ABOUT THIS EXERCISE: Nothing is to be left out: repeat every entry exactly as given.
LISTED RECORDS section start
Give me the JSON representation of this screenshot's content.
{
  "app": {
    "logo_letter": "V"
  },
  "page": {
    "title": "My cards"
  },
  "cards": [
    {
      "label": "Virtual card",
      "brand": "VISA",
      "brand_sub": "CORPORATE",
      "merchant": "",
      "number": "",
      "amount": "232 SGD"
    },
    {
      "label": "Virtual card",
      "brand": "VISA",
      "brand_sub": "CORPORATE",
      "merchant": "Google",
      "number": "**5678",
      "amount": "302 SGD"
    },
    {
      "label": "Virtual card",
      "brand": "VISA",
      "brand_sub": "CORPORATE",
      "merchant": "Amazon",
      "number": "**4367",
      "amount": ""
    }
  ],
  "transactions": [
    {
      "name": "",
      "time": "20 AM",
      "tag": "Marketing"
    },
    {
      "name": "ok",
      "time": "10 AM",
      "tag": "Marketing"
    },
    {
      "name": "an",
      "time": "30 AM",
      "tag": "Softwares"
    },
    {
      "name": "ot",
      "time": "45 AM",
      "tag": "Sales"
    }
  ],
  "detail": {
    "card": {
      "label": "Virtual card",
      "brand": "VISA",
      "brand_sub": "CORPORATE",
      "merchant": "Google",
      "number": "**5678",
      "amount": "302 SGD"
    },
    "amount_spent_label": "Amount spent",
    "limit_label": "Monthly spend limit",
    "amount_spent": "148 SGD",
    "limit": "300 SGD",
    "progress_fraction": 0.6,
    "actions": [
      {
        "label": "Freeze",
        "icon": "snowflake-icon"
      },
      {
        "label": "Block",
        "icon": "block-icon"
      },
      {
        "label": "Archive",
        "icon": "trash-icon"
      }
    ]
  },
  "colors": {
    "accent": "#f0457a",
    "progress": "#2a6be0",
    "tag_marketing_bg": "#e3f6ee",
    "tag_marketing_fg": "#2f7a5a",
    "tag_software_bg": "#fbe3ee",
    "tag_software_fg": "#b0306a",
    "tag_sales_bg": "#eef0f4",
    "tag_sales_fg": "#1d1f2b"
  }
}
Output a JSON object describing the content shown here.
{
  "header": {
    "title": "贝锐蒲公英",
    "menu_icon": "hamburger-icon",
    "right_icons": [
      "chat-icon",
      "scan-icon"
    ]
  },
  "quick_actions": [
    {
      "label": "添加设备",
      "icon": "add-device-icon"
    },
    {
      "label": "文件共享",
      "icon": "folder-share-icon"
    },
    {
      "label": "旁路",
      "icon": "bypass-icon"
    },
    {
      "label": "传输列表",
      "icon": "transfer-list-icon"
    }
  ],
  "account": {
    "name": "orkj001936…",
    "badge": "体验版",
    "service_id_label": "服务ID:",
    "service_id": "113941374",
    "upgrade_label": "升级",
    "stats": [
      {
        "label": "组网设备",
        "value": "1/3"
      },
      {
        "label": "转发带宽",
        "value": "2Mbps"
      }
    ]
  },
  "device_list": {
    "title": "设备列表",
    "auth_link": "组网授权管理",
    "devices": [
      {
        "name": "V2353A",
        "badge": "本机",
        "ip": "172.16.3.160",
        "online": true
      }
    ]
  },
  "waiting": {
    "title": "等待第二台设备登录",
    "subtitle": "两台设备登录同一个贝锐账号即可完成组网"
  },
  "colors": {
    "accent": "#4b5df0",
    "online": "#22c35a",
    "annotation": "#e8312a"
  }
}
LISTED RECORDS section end
RESULT FOR THIS TASK:
Give me the JSON representation of this screenshot's content.
{
  "app": {
    "logo_letter": "V"
  },
  "page": {
    "title": "My cards"
  },
  "cards": [
    {
      "label": "Virtual card",
      "brand": "VISA",
      "brand_sub": "CORPORATE",
      "merchant": "",
      "number": "",
      "amount": "232 SGD"
    },
    {
      "label": "Virtual card",
      "brand": "VISA",
      "brand_sub": "CORPORATE",
      "merchant": "Google",
      "number": "**5678",
      "amount": "302 SGD"
    },
    {
      "label": "Virtual card",
      "brand": "VISA",
      "brand_sub": "CORPORATE",
      "merchant": "Amazon",
      "number": "**4367",
      "amount": ""
    }
  ],
  "transactions": [
    {
      "name": "",
      "time": "20 AM",
      "tag": "Marketing"
    },
    {
      "name": "ok",
      "time": "10 AM",
      "tag": "Marketing"
    },
    {
      "name": "an",
      "time": "30 AM",
      "tag": "Softwares"
    },
    {
      "name": "ot",
      "time": "45 AM",
      "tag": "Sales"
    }
  ],
  "detail": {
    "card": {
      "label": "Virtual card",
      "brand": "VISA",
      "brand_sub": "CORPORATE",
      "merchant": "Google",
      "number": "**5678",
      "amount": "302 SGD"
    },
    "amount_spent_label": "Amount spent",
    "limit_label": "Monthly spend limit",
    "amount_spent": "148 SGD",
    "limit": "300 SGD",
    "progress_fraction": 0.6,
    "actions": [
      {
        "label": "Freeze",
        "icon": "snowflake-icon"
      },
      {
        "label": "Block",
        "icon": "block-icon"
      },
      {
        "label": "Archive",
        "icon": "trash-icon"
      }
    ]
  },
  "colors": {
    "accent": "#f0457a",
    "progress": "#2a6be0",
    "tag_marketing_bg": "#e3f6ee",
    "tag_marketing_fg": "#2f7a5a",
    "tag_software_bg": "#fbe3ee",
    "tag_software_fg": "#b0306a",
    "tag_sales_bg": "#eef0f4",
    "tag_sales_fg": "#1d1f2b"
  }
}
Output a JSON object describing the content shown here.
{
  "header": {
    "title": "贝锐蒲公英",
    "menu_icon": "hamburger-icon",
    "right_icons": [
      "chat-icon",
      "scan-icon"
    ]
  },
  "quick_actions": [
    {
      "label": "添加设备",
      "icon": "add-device-icon"
    },
    {
      "label": "文件共享",
      "icon": "folder-share-icon"
    },
    {
      "label": "旁路",
      "icon": "bypass-icon"
    },
    {
      "label": "传输列表",
      "icon": "transfer-list-icon"
    }
  ],
  "account": {
    "name": "orkj001936…",
    "badge": "体验版",
    "service_id_label": "服务ID:",
    "service_id": "113941374",
    "upgrade_label": "升级",
    "stats": [
      {
        "label": "组网设备",
        "value": "1/3"
      },
      {
        "label": "转发带宽",
        "value": "2Mbps"
      }
    ]
  },
  "device_list": {
    "title": "设备列表",
    "auth_link": "组网授权管理",
    "devices": [
      {
        "name": "V2353A",
        "badge": "本机",
        "ip": "172.16.3.160",
        "online": true
      }
    ]
  },
  "waiting": {
    "title": "等待第二台设备登录",
    "subtitle": "两台设备登录同一个贝锐账号即可完成组网"
  },
  "colors": {
    "accent": "#4b5df0",
    "online": "#22c35a",
    "annotation": "#e8312a"
  }
}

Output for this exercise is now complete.